Element data from apps and pages:
..........

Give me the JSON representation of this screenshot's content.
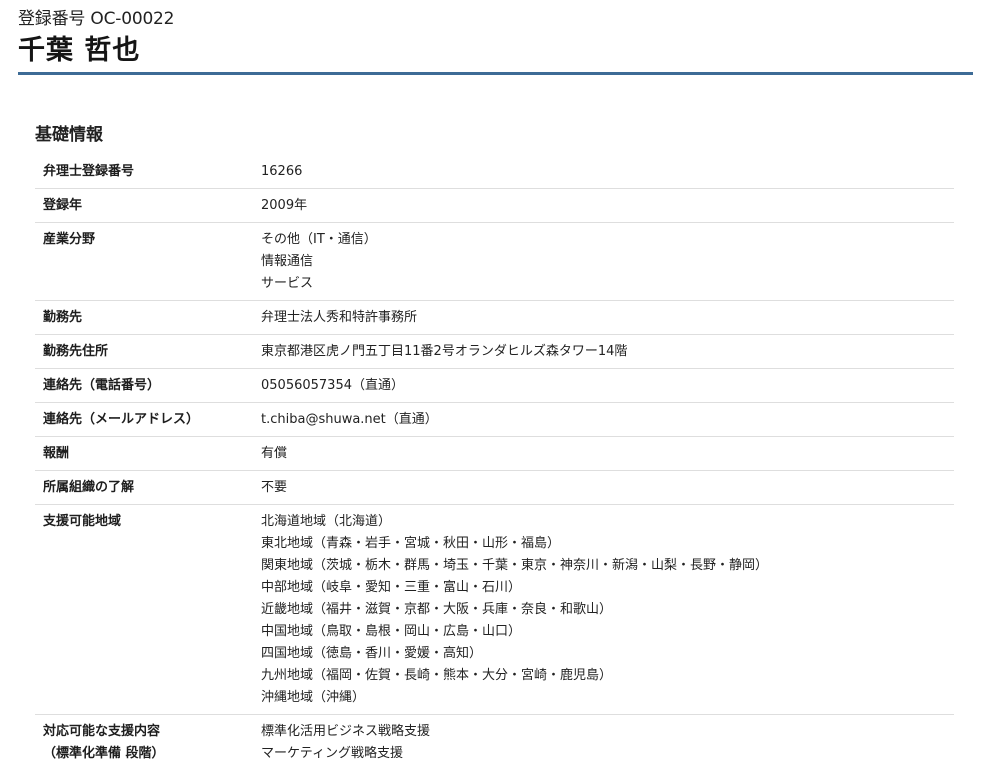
{
  "header": {
    "registration_label": "登録番号",
    "registration_code": "OC-00022",
    "name": "千葉 哲也"
  },
  "section": {
    "title": "基礎情報"
  },
  "rows": [
    {
      "label": "弁理士登録番号",
      "values": [
        "16266"
      ]
    },
    {
      "label": "登録年",
      "values": [
        "2009年"
      ]
    },
    {
      "label": "産業分野",
      "values": [
        "その他（IT・通信）",
        "情報通信",
        "サービス"
      ]
    },
    {
      "label": "勤務先",
      "values": [
        "弁理士法人秀和特許事務所"
      ]
    },
    {
      "label": "勤務先住所",
      "values": [
        "東京都港区虎ノ門五丁目11番2号オランダヒルズ森タワー14階"
      ]
    },
    {
      "label": "連絡先（電話番号）",
      "values": [
        "05056057354（直通）"
      ]
    },
    {
      "label": "連絡先（メールアドレス）",
      "values": [
        "t.chiba@shuwa.net（直通）"
      ]
    },
    {
      "label": "報酬",
      "values": [
        "有償"
      ]
    },
    {
      "label": "所属組織の了解",
      "values": [
        "不要"
      ]
    },
    {
      "label": "支援可能地域",
      "values": [
        "北海道地域（北海道）",
        "東北地域（青森・岩手・宮城・秋田・山形・福島）",
        "関東地域（茨城・栃木・群馬・埼玉・千葉・東京・神奈川・新潟・山梨・長野・静岡）",
        "中部地域（岐阜・愛知・三重・富山・石川）",
        "近畿地域（福井・滋賀・京都・大阪・兵庫・奈良・和歌山）",
        "中国地域（鳥取・島根・岡山・広島・山口）",
        "四国地域（徳島・香川・愛媛・高知）",
        "九州地域（福岡・佐賀・長崎・熊本・大分・宮崎・鹿児島）",
        "沖縄地域（沖縄）"
      ]
    },
    {
      "label": "対応可能な支援内容",
      "label2": "（標準化準備 段階）",
      "values": [
        "標準化活用ビジネス戦略支援",
        "マーケティング戦略支援"
      ]
    }
  ]
}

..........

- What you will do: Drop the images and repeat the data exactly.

- Finished exercise:
Give me the JSON representation of this screenshot's content.
{
  "header": {
    "registration_label": "登録番号",
    "registration_code": "OC-00022",
    "name": "千葉 哲也"
  },
  "section": {
    "title": "基礎情報"
  },
  "rows": [
    {
      "label": "弁理士登録番号",
      "values": [
        "16266"
      ]
    },
    {
      "label": "登録年",
      "values": [
        "2009年"
      ]
    },
    {
      "label": "産業分野",
      "values": [
        "その他（IT・通信）",
        "情報通信",
        "サービス"
      ]
    },
    {
      "label": "勤務先",
      "values": [
        "弁理士法人秀和特許事務所"
      ]
    },
    {
      "label": "勤務先住所",
      "values": [
        "東京都港区虎ノ門五丁目11番2号オランダヒルズ森タワー14階"
      ]
    },
    {
      "label": "連絡先（電話番号）",
      "values": [
        "05056057354（直通）"
      ]
    },
    {
      "label": "連絡先（メールアドレス）",
      "values": [
        "t.chiba@shuwa.net（直通）"
      ]
    },
    {
      "label": "報酬",
      "values": [
        "有償"
      ]
    },
    {
      "label": "所属組織の了解",
      "values": [
        "不要"
      ]
    },
    {
      "label": "支援可能地域",
      "values": [
        "北海道地域（北海道）",
        "東北地域（青森・岩手・宮城・秋田・山形・福島）",
        "関東地域（茨城・栃木・群馬・埼玉・千葉・東京・神奈川・新潟・山梨・長野・静岡）",
        "中部地域（岐阜・愛知・三重・富山・石川）",
        "近畿地域（福井・滋賀・京都・大阪・兵庫・奈良・和歌山）",
        "中国地域（鳥取・島根・岡山・広島・山口）",
        "四国地域（徳島・香川・愛媛・高知）",
        "九州地域（福岡・佐賀・長崎・熊本・大分・宮崎・鹿児島）",
        "沖縄地域（沖縄）"
      ]
    },
    {
      "label": "対応可能な支援内容",
      "label2": "（標準化準備 段階）",
      "values": [
        "標準化活用ビジネス戦略支援",
        "マーケティング戦略支援"
      ]
    }
  ]
}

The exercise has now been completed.